While all eyes are still on Turkey, another emerging market is about to show the ugly side of quantitative tightening, and this time things could get really serious.
The world’s second largest economy has been a “success story” for so long that people have forgotten about China’s many vulnerabilities. Or rather, the Chinese communist party has been so good at keeping things under wraps, that few of the country’s weaknesses are known to the outside world.
Last week was a feast of records for Wall Street: the S&P 500 recorded six consecutive highs, something not seen for two decades. The streak only ended after a jobs report that showed the first negative reading in seven years, skewed by the hurricanes that hit the U.S. in September.
Lee Kuan Yew, credited for converting Singapore into an economic success, once described ASEAN as “Unpromising Start, Promising Future”. This phrase can also describe the South Asian Association for Regional Cooperation (SAARC), which has seen few successes as geopolitics slowed progress.
Emerging market assets, particularly bonds but also equities, are staging a comeback as investors gradually return to risky assets.

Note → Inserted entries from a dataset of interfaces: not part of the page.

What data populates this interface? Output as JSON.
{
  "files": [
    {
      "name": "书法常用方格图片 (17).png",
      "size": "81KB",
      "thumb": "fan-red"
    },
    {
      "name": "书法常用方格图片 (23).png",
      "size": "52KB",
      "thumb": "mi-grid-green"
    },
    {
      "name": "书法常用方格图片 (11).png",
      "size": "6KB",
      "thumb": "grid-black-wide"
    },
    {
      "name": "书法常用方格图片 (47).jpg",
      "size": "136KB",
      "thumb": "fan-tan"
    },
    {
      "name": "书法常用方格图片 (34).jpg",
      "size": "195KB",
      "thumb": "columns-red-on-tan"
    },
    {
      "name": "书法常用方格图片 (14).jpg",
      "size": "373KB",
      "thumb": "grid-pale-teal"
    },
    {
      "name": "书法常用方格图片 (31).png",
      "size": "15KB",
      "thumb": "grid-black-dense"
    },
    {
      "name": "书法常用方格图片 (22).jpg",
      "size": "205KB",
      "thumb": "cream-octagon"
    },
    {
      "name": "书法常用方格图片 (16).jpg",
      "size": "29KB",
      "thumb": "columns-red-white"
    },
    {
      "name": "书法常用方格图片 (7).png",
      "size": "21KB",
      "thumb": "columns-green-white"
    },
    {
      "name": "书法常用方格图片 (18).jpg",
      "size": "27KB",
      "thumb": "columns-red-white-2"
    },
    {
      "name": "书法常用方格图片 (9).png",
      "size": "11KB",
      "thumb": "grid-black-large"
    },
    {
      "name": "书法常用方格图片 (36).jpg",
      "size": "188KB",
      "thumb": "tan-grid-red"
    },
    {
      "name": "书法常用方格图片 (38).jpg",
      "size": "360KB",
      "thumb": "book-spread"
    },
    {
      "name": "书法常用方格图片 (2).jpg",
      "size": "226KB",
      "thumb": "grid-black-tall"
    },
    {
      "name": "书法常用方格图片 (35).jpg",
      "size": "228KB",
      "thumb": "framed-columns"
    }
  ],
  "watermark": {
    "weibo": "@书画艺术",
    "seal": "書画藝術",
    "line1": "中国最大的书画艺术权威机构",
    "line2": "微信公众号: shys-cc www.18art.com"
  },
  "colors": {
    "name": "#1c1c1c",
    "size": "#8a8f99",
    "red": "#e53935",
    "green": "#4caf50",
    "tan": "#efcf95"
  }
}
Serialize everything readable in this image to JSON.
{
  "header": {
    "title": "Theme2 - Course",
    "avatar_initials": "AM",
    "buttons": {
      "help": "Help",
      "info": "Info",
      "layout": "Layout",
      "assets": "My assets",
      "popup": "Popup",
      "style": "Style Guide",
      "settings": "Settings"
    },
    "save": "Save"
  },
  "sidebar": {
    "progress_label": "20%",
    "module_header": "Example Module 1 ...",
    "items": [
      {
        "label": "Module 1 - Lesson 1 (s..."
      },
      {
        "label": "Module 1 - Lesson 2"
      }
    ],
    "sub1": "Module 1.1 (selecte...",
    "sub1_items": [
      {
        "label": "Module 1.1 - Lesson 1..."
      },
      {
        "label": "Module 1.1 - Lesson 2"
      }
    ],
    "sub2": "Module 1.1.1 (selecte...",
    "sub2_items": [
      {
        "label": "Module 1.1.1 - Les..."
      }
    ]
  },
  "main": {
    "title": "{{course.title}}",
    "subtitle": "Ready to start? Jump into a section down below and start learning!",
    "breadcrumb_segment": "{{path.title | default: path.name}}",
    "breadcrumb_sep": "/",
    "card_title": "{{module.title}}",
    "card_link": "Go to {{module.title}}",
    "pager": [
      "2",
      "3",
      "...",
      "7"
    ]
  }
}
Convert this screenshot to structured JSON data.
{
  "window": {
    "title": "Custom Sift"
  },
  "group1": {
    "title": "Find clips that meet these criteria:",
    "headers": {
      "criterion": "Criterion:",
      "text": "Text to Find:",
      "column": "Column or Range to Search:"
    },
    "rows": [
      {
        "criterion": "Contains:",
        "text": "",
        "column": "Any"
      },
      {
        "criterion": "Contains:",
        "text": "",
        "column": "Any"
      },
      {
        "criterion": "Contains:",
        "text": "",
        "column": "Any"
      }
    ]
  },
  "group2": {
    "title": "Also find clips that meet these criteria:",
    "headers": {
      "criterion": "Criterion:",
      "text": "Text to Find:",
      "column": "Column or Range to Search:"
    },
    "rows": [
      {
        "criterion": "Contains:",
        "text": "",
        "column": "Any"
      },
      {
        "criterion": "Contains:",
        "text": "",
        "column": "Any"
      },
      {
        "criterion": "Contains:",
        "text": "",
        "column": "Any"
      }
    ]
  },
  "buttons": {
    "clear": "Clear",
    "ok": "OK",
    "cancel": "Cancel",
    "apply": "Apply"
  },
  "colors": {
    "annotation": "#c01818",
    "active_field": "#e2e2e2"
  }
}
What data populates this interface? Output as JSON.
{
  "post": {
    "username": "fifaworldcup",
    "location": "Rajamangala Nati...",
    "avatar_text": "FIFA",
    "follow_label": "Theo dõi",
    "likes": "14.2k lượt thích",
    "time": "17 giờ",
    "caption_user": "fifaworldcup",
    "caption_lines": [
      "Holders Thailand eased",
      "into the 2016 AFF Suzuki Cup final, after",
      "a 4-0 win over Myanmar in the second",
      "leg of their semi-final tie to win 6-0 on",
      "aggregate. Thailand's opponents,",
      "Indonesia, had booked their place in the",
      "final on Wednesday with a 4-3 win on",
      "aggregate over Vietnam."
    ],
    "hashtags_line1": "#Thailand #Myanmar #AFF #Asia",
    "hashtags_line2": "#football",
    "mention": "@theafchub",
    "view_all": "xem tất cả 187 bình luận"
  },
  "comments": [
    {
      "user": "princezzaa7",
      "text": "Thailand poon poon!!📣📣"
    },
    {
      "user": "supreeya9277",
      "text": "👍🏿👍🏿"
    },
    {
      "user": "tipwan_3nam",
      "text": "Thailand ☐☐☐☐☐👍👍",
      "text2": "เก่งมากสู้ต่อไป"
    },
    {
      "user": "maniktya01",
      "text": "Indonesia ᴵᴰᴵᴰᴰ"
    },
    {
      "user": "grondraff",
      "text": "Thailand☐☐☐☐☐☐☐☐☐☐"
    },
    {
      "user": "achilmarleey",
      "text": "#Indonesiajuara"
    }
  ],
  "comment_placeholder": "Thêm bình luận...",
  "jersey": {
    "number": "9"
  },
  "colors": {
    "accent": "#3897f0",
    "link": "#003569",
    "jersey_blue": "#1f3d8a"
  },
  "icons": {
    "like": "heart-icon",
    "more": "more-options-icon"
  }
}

A survey of investor sentiment carried out by Societe Generale in February among 41 hedge funds and 41 real money investors such as pension funds, showed the bullish bias towards emerging markets strengthening for the near term.